━━ Data shown
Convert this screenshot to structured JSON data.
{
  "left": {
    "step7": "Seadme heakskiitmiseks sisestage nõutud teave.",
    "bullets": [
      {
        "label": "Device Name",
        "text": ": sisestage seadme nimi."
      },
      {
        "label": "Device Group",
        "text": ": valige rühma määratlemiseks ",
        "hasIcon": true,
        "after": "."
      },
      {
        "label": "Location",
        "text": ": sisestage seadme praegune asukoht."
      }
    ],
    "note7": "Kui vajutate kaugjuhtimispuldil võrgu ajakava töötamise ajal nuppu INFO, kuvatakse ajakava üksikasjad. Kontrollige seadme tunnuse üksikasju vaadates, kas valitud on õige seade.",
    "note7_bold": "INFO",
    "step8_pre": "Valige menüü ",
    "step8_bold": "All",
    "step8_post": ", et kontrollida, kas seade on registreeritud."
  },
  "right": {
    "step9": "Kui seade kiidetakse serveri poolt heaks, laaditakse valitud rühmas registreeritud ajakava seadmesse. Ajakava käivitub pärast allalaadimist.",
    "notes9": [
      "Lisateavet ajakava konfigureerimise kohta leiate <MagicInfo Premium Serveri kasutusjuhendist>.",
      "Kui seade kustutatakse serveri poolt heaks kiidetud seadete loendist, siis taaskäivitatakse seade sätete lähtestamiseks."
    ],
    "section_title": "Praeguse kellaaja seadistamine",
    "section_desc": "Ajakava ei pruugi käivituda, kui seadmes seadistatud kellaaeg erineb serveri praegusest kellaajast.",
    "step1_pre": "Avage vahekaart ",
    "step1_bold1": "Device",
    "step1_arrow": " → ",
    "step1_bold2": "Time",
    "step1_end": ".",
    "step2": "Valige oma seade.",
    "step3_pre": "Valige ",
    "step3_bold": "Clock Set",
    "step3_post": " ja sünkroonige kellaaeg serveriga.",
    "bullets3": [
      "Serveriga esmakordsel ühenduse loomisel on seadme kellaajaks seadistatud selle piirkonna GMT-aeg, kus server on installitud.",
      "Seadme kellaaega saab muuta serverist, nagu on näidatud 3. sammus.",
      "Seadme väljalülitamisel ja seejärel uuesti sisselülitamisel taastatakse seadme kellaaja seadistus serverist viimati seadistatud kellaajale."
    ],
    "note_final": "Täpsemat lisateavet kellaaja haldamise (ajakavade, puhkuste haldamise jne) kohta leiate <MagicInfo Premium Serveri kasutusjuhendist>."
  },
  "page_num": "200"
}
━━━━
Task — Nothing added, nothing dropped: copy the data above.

Worked solution —
Convert this screenshot to structured JSON data.
{
  "left": {
    "step7": "Seadme heakskiitmiseks sisestage nõutud teave.",
    "bullets": [
      {
        "label": "Device Name",
        "text": ": sisestage seadme nimi."
      },
      {
        "label": "Device Group",
        "text": ": valige rühma määratlemiseks ",
        "hasIcon": true,
        "after": "."
      },
      {
        "label": "Location",
        "text": ": sisestage seadme praegune asukoht."
      }
    ],
    "note7": "Kui vajutate kaugjuhtimispuldil võrgu ajakava töötamise ajal nuppu INFO, kuvatakse ajakava üksikasjad. Kontrollige seadme tunnuse üksikasju vaadates, kas valitud on õige seade.",
    "note7_bold": "INFO",
    "step8_pre": "Valige menüü ",
    "step8_bold": "All",
    "step8_post": ", et kontrollida, kas seade on registreeritud."
  },
  "right": {
    "step9": "Kui seade kiidetakse serveri poolt heaks, laaditakse valitud rühmas registreeritud ajakava seadmesse. Ajakava käivitub pärast allalaadimist.",
    "notes9": [
      "Lisateavet ajakava konfigureerimise kohta leiate <MagicInfo Premium Serveri kasutusjuhendist>.",
      "Kui seade kustutatakse serveri poolt heaks kiidetud seadete loendist, siis taaskäivitatakse seade sätete lähtestamiseks."
    ],
    "section_title": "Praeguse kellaaja seadistamine",
    "section_desc": "Ajakava ei pruugi käivituda, kui seadmes seadistatud kellaaeg erineb serveri praegusest kellaajast.",
    "step1_pre": "Avage vahekaart ",
    "step1_bold1": "Device",
    "step1_arrow": " → ",
    "step1_bold2": "Time",
    "step1_end": ".",
    "step2": "Valige oma seade.",
    "step3_pre": "Valige ",
    "step3_bold": "Clock Set",
    "step3_post": " ja sünkroonige kellaaeg serveriga.",
    "bullets3": [
      "Serveriga esmakordsel ühenduse loomisel on seadme kellaajaks seadistatud selle piirkonna GMT-aeg, kus server on installitud.",
      "Seadme kellaaega saab muuta serverist, nagu on näidatud 3. sammus.",
      "Seadme väljalülitamisel ja seejärel uuesti sisselülitamisel taastatakse seadme kellaaja seadistus serverist viimati seadistatud kellaajale."
    ],
    "note_final": "Täpsemat lisateavet kellaaja haldamise (ajakavade, puhkuste haldamise jne) kohta leiate <MagicInfo Premium Serveri kasutusjuhendist>."
  },
  "page_num": "200"
}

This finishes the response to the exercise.